It seems to have become a term of abuse to call someone a "Not in my backyarder" or "Nimby". In recent media commentary I've seen the term used as a derogatory put-down when residents oppose a proposal for a new development that would be close to them.
But when properties cost so much and leisure time is so increasingly precious, is it any wonder that people have strong feelings about what happens to their homes, local streets and suburbs?
Two recent cases highlight problems with our planning processes. In 2012, 600 local residents objected to a developer's proposal to build 448 apartments in towers of up to 12 storeys high at 590 Orrong Road, Armadale. Reflecting its residents' concerns, the Stonnington Council rejected the proposal but the Victorian Civil and Administrative Tribunal (VCAT) set aside the council's decision and granted a permit. The Stonnington Council appealed in the Supreme Court last year but lost.
In the same year, the Darebin Council refused a permit for a developer's proposal to build five apartment towers containing 474 apartments and reaching 11 storeys high on Plenty Road, next to Bundoora Park, after it received 700 objections. VCAT asked the developer to reduce the height of three buildings from 11 storeys to eight. Concerned residents said that would make little difference to the impact of such a massive development.
While these cases attracted media headlines, there are so many other personal stories of people who have bought properties, invested in them, carefully renovated them and enjoyed them only to find someone then builds something totally inappropriate next door. Something that overlooks their windows, overshadows their backyard, destroys their view, causes increased traffic and noise and lowers their property value.
At least, in the Orrong and Plenty roads cases, the council was on the side of protecting local residents. That isn't always the case. Sometimes residents end up battling not just a developer but their own council to try to stop a new development.
When we think of politics, we usually think of prime ministers, federal parliament, state politics or big picture issues. But it is local government that most people have the most contact with regularly.

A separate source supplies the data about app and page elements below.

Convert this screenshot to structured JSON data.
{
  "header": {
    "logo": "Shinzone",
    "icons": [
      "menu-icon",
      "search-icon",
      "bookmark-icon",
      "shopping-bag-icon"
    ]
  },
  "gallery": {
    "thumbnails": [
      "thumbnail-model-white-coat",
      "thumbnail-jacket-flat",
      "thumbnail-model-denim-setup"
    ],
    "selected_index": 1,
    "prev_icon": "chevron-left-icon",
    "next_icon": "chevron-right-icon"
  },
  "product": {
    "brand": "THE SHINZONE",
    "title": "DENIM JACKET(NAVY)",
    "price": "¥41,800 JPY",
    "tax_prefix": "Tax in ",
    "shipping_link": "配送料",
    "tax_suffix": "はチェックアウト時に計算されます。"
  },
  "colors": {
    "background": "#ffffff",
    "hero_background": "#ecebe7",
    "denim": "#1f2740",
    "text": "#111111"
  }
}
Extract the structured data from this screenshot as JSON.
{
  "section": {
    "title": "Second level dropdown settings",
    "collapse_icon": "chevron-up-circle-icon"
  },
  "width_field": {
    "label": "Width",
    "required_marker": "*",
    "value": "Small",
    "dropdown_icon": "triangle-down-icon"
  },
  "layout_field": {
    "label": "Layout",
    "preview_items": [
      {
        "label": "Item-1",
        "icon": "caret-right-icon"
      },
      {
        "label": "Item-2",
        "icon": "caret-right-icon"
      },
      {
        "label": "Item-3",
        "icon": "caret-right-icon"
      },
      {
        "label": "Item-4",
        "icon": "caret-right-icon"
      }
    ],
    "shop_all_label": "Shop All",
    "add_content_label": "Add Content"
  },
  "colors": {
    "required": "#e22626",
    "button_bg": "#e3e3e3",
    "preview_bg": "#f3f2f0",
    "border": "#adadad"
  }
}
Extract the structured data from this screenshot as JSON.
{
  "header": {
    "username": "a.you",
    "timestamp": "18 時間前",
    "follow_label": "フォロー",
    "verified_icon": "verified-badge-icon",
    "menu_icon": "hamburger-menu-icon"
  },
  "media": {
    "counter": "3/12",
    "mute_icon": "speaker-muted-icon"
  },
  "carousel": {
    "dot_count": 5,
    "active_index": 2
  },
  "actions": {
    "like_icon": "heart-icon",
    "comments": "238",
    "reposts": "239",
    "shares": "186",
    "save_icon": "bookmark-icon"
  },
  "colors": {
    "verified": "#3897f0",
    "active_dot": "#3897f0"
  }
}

Political finance researchers and corruption investigators have voiced suspicions that local government is the branch of government most susceptible to corruption. The proximity of contact between local politicians and developers, the vast amounts of money involved in lucrative planning decisions, and infamous cases of dodgy planning processes have encouraged those suspicions.
But another factor is that local politics is remarkably unscrutinised. Do you know the name of your council ward or your local councillors? Do you know which parties they represent (if any)?
Media scrutiny is also low. Local newspapers aren't known for their investigative reporting nor even for reporting regularly on council meetings and decisions. Some local papers are little more than a real estate section with a few pages of local colour news pasted at the front.
And local government is no West Wing or House of Cards. Many councillors receive allowances that are not even equivalent to a full-time salary so many hold other jobs and consider their council role part-time. Local government is hardly the most politically savvy or responsive branch of government.
Putting all of this together with problematic state-based planning policies has meant that there is something very wrong with the way local democracy and planning intersect in Australia.
There has been a major increase in population in Melbourne over the past 15 years. Housing has to be found for everyone but we should have seen the growth of satellite cities with their own job opportunities, amenities and good transport. That we haven't seen that - and instead have seen many isolated housing estates built with little regard for local amenities or connections - is the fault of successive state and local governments and not the responsibility of individuals who want to preserve the existing character, amenities and heritage features of their neighbourhoods.
The consequences of the failure of successive state leaders over recent decades to evolve a consistent, coherent vision of future Melbourne is the underlying theme of a collection of expert articles recently assembled under the title Future Melbourne: What Next?
There are planning rules, building codes and heritage-listed areas, but the rules have traditionally been wide open to interpretation. So residents who oppose inappropriate development often find the outcome comes down to a decision by VCAT. VCAT is an unelected body that has a documented history of favouring developers.
Tribunal members often have a planning or architecture background which means they may have a more natural interest than, say, lawyers or historians or butchers who might come at issues from a completely different and much more disinterested angle. If VCAT were composed of elected officials, citizens' juries or lawyers, its decisions might be very different.
Also, developers who front VCAT often have an army of expensive expert witnesses to outgun residents who try to make a case.
It's so odd that, as citizens, we often have a lot of say in things that are remote from us (foreign affairs, for example) but very little on what happens in our own backyard.
It's also odd this is happening in a country where there is such a government emphasis on "who comes to this country and the circumstances in which they come", and where it's an accepted principle that someone who is not an Australian citizen should not be able to vote because they do not live in the place they are making decisions about. Yet developers from other suburbs can decide the shape of suburbs they don't live in and build inappropriate developments that they will never have to feel the consequences of.
The people who do have to bear those effects and who care about their local community shouldn't be lampooned as Nimbys.
There has to be a better way of planning that involves residents more fully and reflects basic democratic principles.
The idea is not to halt development or keep people out of inner city areas but to make sure development is appropriate and properly planned for the long term. If state governments and local councils fail to achieve that, it's unfair to lump the consequences onto individual residents who just want to enjoy their own homes in their own neighbourhood.
This artice is a modified version first published in The Age on 7 November 2014.